- ⅓ canola oil
- 2 cups unsweetened non dairy milk
- 2 tsp apple cider vinegar
- 2 cups cornmeal
- ½ cup whole wheat
- ½ all-purpose flour
- ¼ cup monkfruit sweetener (sugar substitute)
- 2 tsp baking powder
- ½ tsp salt
Vegan Cornbread Recipe
- Combine milk and vinegar in a measuring cup, and set aside to curdle as you prepare everything else.
- In a large mixing bowl, sift together the cornmeal, flours, sugar, baking powder, and salt. Create a well in the center and add the milk mixture and oil. Use a wooden spoon to mix together until just combined; some lumps are okay.
- Pour batter into the cast-iron skillet.
- Bake for 30 to 32 minutes, or until a toothpick or butter knife inserted through the middle comes out clean. Remove from the oven and let cool just a bit before serving.
One year ago I ran into Pete at a housewarming party for his parents, who were sadly being moved out of the family home because of serious health issues. Towards the end of the night which was filled with laughter and tears and some really good wine, Pete asked me if I would like to be a blog contributor where he was the webmaster.
“What are you passionate about, Clio?” Pete asked. I rattled off a list, and he laughed and said, “Can you pick one thing?” 🙂 “Well”, I said, “I’m obsessed right now with cooking the best meals for Rick’s health that I can. We became vegans hoping that in some way, it will slow the growth of the cancer in his prostate.” Pete was taken aback, but looking over at a really healthy looking Rick tan and slim from running, he went on..encouraging me to write about our experience. “I’d read it.” He said.
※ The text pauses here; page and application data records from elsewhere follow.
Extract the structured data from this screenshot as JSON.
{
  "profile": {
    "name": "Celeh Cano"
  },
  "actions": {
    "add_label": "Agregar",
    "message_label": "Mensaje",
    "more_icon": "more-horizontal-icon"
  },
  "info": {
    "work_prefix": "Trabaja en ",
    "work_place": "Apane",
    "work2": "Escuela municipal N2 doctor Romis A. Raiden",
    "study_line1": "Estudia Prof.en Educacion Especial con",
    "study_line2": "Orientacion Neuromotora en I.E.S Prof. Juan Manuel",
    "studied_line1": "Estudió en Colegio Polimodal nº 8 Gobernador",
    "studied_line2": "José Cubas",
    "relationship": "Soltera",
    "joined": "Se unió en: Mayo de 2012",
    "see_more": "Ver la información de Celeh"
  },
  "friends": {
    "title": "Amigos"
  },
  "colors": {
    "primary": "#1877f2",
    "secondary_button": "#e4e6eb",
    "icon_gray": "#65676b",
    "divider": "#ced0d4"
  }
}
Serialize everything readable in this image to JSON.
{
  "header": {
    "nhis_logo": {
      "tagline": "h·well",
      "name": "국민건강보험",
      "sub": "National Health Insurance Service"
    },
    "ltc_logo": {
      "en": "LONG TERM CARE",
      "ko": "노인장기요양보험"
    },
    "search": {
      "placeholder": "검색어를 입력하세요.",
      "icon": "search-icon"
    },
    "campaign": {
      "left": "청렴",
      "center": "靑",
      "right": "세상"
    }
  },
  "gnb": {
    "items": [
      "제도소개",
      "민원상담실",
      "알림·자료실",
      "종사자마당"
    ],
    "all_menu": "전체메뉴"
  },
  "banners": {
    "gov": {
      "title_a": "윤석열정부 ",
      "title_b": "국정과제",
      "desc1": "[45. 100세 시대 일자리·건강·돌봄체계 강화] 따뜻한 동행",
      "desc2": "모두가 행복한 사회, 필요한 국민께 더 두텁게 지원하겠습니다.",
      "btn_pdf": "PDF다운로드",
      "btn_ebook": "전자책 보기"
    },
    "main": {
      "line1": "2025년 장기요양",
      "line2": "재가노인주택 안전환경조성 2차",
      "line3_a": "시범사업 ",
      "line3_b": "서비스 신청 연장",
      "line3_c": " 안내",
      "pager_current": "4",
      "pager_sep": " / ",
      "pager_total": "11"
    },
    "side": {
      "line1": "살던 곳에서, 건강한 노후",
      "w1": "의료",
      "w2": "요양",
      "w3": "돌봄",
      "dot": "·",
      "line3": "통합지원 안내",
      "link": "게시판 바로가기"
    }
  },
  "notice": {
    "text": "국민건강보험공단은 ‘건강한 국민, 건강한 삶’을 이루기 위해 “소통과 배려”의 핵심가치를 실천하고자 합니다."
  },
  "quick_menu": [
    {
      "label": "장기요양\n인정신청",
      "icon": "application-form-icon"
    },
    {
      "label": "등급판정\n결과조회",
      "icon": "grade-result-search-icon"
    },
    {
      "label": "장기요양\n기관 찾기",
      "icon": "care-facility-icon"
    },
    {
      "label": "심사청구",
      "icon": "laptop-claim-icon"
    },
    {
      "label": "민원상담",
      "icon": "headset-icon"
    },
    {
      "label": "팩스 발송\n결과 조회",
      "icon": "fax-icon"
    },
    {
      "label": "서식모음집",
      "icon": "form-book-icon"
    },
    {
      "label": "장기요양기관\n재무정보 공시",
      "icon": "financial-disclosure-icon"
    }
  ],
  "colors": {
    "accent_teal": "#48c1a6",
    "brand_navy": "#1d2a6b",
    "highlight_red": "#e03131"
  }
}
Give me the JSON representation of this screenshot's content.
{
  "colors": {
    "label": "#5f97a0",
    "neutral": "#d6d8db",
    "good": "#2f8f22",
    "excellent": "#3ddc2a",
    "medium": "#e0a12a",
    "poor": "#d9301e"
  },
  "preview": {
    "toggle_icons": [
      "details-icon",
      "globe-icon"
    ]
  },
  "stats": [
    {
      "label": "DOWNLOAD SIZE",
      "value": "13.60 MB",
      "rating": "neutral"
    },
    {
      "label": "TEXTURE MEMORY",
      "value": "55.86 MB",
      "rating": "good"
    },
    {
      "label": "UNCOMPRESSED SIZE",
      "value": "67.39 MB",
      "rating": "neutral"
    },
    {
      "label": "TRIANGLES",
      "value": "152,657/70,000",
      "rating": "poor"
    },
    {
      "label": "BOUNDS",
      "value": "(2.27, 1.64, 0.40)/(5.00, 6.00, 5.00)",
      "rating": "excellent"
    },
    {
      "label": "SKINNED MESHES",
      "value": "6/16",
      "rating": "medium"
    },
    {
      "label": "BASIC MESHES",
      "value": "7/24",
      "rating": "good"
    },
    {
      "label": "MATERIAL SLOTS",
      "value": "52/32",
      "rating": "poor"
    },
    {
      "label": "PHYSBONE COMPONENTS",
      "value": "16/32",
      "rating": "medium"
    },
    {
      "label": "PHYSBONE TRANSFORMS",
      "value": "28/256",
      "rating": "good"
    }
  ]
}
He told me go home, get focused and buy a .com. “Actually, getting focused on what it is you want to write about will help you with naming your .com”. A couple nights later, I awoke to the words running on tape in my mind; Cooking for You My Love. And the rest has been a weekly blog written during one of the most challenging times in my life. And Pete you were right. Life gives us the best stories and with a little work and planning so can cooking.
I found this petite book of poems; Twelve Years of Christmas by Rod McKuen published 1966. So of course I’ve been reading a poem every night after dinner. And of course I’m going to share with you 🙂
True Holly (1958)
Because I love the sound of bells
I haunt the churchyards all year long
No matter where I might be traveling
Because true holly makes me smile
I wait for Christmas just like children
And I wait for children too.
Because September travels slow
I catch it when I can
And hold it over for another month or two
Because this year I’m poor again
I’ve written you another Christmas poem
Made with last year’s love and next year’s too
Another Thank You (1962)
For kissing me in the elevator last night.
Holidays meant little when I was young,
only supper at separate tables from the
So, thank you for the flowers, and the snow
and for the jam from the delicatessen
and for loving me.
Thank you for this one-room world.
(all I need when you’re here.)
Today while lying face to face
with love again
I closed my eyes to the seasons and to skies
And I was younger than I’ve ever been.
Thank you for escaping with me and sharing the journey!
Chow for now 🙂